Homeless encampments dubbed "tent cities" are springing up across the US, partly in response to soaring numbers of home repossessions, the credit crunch and rising unemployment, according to a report.
An AIG report to the Treasury Department last month warned that if the government didn't come to its rescue again, its collapse would trigger a "chain reaction of enormous proportion" that would "potentially bankrupt or bring down the entire system" and make it impossible for AIG to repay the billions it already owed the U.S. government.
Four days later, AIG was given $30 billion in federal aid on top of the $130 billion it had already received.
Too big to fail? 5 biggest banks are 'dead men walking'
By By Greg Gordon and Kevin G. Hall | McClatchy
America's five largest banks, which already have received $145 billion in taxpayer bailout dollars, still face potentially catastrophic losses from exotic investments if economic conditions substantially worsen, their latest financial reports show.
Citibank, Bank of America , HSBC Bank USA , Wells Fargo Bank and J.P. Morgan Chase reported that their "current" net loss risks from derivatives — insurance-like bets tied to a loan or other underlying asset — surged to $587 billion as of Dec. 31 . Buried in end-of-the-year regulatory reports that McClatchy has reviewed, the figures reflect a jump of 49 percent in just 90 days.
According to a report on home foreclosure issued Mar. 6, 2009 by the Congressional Oversight Panel charged with monitoring the use of bailout funds, the rate of home foreclosure is now three times its historic rate — "so large that it threatens the entire economy."

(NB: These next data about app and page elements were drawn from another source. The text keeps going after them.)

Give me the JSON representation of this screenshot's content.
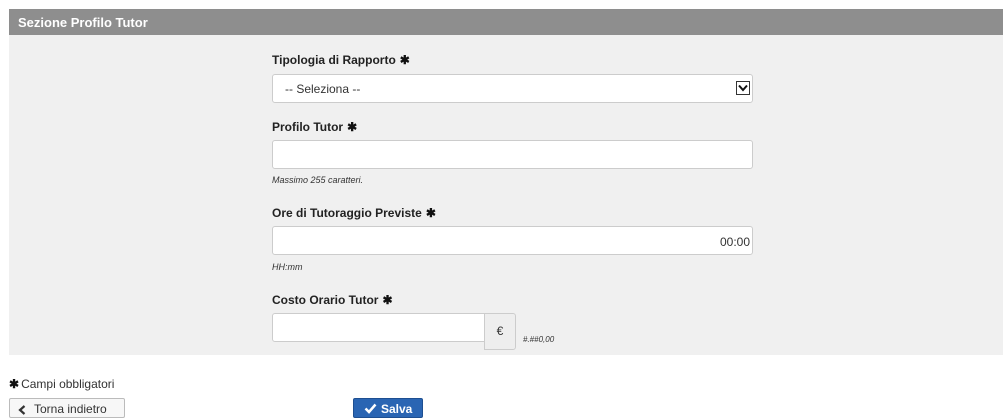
{
  "panel": {
    "title": "Sezione Profilo Tutor"
  },
  "form": {
    "tipologia": {
      "label": "Tipologia di Rapporto",
      "selected": "-- Seleziona --"
    },
    "profilo": {
      "label": "Profilo Tutor",
      "value": "",
      "hint": "Massimo 255 caratteri."
    },
    "ore": {
      "label": "Ore di Tutoraggio Previste",
      "value": "00:00",
      "hint": "HH:mm"
    },
    "costo": {
      "label": "Costo Orario Tutor",
      "value": "",
      "currency": "€",
      "format_hint": "#.##0,00"
    },
    "required_marker": "✱"
  },
  "footer": {
    "legend": "Campi obbligatori",
    "back_label": "Torna indietro",
    "save_label": "Salva"
  },
  "colors": {
    "header_bg": "#8e8e8e",
    "panel_bg": "#f0f0f0",
    "primary_button": "#2a65b3"
  }
}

Panel chairwoman Elizabeth Warren joins Fresh Air to discuss the foreclosure problem — and what can be done about it.
The Congressional Oversight Panel was created in October 2008 to oversee the $700 billion Troubled Asset Relief Program (TARP). Warren was appointed chairwoman in the panel's first meeting. In December 2008, Warren criticized the bailout program for lacking a clear direction or approach.
A century and a half ago it was at the centre of the Californian gold rush, with hopeful prospectors pitching their tents along the banks of the American River.
Today, tents are once again springing up in the city of Sacramento. But this time it is for people with no hope and no prospects.
With America's economy in freefall and its housing market in crisis, California's state capital has become home to a tented city for the dispossessed.
The revised and upgraded unemployment figures released on Friday were nothing short of staggering: almost two million jobs lost in the past three months as the official unemployment rate rose to a quarter-century high of 8.1%. Nearly three million Americans are now officially unemployed for six months or more, while another 8.6 million are "working part time because they cannot find full-time employment." Just the previous day, the government released figures showing, not surprisingly, that food stamp recipients had also soared by another 700,000 in February -- 651,000 jobs had been lost that same month -- to a record total of 31.8 million.
While the nation’s economy flounders, business is booming for The GEO Group Inc., a private prison firm that is paid millions by the U.S. government to detain undocumented immigrants and other federal inmates. In the last year and a half, GEO announced plans to add a total of at least 3,925 new beds to immigration lockups in five locations. The Immigration and Customs Enforcement (ICE) agency and the U.S. Marshals Service, which hire the company, will fill the beds with inmates awaiting court and deportation proceedings.
What can $5 billion buy in Washington?
Quite a lot.
Over the 1998-2008 period, the financial sector spent more than $5 billion on U.S. federal campaign contributions and lobbying expenditures.
This extraordinary investment paid off fabulously. Congress and executive agencies rolled back long-standing regulatory restraints, refused to impose new regulations on rapidly evolving and mushrooming areas of finance, and shunned calls to enforce rules still in place.